Component data from apps and pages:
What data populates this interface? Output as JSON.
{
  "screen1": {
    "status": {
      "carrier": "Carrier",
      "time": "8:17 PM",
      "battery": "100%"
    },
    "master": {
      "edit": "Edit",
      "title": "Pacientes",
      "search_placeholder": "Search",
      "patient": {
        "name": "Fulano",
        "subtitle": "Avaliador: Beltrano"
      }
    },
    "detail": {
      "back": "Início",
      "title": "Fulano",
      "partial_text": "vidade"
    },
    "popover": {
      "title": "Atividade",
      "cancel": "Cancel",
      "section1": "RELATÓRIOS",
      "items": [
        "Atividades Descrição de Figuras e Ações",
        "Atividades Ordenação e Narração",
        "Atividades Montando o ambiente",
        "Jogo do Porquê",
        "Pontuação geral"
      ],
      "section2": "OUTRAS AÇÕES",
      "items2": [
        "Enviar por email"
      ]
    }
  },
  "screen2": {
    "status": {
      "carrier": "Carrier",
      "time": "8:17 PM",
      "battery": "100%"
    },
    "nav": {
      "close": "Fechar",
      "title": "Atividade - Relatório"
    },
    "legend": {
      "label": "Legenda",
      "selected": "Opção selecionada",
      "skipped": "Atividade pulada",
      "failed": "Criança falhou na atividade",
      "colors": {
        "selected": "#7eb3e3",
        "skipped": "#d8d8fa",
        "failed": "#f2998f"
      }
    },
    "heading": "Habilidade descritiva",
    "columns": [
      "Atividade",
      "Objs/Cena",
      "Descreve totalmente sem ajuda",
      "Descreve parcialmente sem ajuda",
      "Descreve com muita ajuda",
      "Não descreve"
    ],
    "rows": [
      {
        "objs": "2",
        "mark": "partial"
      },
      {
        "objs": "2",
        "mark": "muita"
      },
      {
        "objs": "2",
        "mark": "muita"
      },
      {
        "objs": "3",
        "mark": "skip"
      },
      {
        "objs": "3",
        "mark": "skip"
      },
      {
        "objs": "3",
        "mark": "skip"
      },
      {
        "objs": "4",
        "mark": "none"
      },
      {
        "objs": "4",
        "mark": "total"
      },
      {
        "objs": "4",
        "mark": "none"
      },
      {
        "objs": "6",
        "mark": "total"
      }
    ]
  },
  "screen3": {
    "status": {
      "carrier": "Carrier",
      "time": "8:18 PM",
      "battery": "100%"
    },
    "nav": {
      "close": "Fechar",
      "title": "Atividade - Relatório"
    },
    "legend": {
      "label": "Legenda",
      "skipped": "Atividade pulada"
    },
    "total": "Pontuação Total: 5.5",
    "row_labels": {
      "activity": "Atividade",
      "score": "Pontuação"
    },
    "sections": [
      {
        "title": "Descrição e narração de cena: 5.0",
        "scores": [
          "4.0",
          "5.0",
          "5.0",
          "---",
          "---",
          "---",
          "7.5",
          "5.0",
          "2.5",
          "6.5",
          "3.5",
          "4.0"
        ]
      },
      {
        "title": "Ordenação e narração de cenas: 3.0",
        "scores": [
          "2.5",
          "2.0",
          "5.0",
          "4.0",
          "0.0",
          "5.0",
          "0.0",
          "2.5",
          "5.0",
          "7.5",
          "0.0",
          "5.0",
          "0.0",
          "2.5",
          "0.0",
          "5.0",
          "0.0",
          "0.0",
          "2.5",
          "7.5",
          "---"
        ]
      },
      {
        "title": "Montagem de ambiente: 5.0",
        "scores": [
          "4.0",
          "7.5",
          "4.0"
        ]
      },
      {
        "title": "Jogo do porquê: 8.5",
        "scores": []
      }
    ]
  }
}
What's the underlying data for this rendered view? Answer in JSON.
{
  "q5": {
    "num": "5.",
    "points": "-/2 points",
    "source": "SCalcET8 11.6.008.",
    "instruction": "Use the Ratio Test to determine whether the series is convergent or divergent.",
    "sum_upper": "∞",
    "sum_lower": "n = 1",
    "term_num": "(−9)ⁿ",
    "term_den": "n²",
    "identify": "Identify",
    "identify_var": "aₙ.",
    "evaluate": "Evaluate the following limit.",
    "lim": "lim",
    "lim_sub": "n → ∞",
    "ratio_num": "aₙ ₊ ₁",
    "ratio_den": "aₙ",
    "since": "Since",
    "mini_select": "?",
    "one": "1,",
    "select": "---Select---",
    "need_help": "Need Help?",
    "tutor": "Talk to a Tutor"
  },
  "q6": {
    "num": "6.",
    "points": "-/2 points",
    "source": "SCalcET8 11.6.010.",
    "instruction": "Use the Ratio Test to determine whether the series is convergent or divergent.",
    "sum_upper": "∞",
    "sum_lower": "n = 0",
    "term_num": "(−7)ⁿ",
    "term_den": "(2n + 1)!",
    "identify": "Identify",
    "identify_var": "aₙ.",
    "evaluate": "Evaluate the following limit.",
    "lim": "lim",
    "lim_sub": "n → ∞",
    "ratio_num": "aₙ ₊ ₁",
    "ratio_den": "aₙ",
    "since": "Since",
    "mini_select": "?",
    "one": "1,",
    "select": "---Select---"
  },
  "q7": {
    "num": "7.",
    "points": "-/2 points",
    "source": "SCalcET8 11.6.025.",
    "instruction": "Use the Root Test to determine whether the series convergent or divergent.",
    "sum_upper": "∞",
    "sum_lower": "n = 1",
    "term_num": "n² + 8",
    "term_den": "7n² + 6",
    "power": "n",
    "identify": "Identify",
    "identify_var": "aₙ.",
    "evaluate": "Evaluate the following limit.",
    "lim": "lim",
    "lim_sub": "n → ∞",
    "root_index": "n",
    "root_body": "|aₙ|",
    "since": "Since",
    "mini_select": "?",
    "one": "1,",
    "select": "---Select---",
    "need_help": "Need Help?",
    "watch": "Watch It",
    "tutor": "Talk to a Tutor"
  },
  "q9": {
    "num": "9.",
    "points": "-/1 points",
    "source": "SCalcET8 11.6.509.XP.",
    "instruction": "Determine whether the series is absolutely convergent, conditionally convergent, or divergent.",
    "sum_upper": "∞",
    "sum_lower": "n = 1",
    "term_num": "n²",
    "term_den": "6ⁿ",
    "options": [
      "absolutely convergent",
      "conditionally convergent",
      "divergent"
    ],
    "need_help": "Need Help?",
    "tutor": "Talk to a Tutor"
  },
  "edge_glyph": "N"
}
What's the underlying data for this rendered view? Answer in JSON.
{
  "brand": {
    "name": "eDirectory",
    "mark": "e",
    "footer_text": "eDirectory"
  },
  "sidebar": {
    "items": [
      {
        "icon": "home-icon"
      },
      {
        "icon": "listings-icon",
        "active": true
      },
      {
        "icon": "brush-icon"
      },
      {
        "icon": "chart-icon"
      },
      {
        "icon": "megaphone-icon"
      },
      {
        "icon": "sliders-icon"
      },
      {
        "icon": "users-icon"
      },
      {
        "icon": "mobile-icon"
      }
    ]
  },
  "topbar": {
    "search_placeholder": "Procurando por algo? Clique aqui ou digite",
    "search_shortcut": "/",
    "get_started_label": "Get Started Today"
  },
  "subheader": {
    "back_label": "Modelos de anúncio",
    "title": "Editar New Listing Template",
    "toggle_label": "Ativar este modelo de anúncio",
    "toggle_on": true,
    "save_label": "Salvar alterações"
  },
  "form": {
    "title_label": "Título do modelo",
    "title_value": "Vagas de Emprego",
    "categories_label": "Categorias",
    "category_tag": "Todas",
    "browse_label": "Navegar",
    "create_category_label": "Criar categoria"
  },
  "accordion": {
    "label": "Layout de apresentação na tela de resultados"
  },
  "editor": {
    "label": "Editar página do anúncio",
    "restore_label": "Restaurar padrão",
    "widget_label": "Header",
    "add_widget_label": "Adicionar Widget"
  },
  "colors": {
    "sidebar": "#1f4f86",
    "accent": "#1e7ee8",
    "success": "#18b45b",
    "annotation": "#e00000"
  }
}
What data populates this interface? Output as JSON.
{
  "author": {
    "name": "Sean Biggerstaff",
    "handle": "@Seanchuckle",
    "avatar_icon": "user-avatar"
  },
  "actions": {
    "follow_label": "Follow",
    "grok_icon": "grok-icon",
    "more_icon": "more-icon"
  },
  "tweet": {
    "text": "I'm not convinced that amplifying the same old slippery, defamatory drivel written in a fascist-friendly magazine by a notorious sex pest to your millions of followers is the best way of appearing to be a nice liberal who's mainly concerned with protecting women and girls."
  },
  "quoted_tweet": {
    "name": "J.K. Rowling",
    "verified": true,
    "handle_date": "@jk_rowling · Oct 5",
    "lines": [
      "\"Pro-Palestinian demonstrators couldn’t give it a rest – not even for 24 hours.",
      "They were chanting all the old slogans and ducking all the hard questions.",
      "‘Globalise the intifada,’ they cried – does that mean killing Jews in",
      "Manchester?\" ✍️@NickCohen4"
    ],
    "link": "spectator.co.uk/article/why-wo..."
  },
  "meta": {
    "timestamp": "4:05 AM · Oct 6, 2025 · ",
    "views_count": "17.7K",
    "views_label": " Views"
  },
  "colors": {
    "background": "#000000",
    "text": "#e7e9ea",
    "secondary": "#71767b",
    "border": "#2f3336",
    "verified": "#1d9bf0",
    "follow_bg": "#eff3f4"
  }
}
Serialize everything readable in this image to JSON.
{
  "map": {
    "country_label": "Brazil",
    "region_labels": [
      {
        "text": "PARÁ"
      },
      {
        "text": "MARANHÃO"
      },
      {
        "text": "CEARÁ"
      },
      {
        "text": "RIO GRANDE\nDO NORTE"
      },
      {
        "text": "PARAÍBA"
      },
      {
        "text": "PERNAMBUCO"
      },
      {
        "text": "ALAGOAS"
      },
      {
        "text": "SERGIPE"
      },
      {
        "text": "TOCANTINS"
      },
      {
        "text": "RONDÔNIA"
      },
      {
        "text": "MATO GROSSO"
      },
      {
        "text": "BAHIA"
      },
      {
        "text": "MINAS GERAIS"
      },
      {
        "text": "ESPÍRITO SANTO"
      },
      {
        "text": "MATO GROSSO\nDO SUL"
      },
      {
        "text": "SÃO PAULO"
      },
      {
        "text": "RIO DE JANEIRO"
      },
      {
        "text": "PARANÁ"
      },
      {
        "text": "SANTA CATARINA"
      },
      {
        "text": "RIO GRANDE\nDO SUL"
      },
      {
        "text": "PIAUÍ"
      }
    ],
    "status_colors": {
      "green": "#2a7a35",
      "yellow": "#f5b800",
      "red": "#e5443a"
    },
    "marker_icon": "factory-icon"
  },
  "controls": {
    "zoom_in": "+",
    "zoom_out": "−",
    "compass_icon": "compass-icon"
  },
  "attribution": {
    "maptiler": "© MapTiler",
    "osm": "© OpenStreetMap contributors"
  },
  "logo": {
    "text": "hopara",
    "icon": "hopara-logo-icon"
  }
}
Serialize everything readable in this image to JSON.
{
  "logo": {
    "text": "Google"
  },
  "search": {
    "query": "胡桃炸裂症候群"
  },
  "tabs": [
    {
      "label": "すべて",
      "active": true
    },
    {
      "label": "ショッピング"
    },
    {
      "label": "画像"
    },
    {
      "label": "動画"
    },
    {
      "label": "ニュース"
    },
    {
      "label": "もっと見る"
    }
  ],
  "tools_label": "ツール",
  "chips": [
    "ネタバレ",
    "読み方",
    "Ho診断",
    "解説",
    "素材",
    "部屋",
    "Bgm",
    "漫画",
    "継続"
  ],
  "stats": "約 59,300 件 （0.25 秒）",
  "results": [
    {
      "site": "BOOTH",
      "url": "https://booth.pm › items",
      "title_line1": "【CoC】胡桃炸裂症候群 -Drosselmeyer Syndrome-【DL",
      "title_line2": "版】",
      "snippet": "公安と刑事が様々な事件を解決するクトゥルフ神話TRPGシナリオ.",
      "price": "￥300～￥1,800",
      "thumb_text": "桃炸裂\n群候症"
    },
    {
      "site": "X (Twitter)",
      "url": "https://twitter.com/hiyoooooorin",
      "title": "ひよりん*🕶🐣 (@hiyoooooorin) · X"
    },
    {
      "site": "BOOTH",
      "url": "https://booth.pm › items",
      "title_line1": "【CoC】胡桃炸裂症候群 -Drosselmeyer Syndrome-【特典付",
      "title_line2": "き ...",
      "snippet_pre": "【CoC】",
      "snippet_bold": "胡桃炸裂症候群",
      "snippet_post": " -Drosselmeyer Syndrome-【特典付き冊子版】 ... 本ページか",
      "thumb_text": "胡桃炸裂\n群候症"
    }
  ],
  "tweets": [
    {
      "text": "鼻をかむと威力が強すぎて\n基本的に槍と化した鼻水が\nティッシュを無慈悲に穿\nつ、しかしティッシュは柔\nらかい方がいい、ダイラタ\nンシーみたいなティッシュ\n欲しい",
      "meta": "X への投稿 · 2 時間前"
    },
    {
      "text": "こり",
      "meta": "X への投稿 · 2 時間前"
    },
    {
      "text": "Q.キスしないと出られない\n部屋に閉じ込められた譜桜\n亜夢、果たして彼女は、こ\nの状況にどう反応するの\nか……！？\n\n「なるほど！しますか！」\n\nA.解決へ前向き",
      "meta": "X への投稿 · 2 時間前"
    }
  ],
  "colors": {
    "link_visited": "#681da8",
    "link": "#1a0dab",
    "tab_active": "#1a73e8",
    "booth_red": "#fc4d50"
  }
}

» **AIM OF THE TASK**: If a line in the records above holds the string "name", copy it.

» **FINISHED EXERCISE**:
        "name": "Fulano",
    "name": "eDirectory",
    "name": "Sean Biggerstaff",
    "name": "J.K. Rowling",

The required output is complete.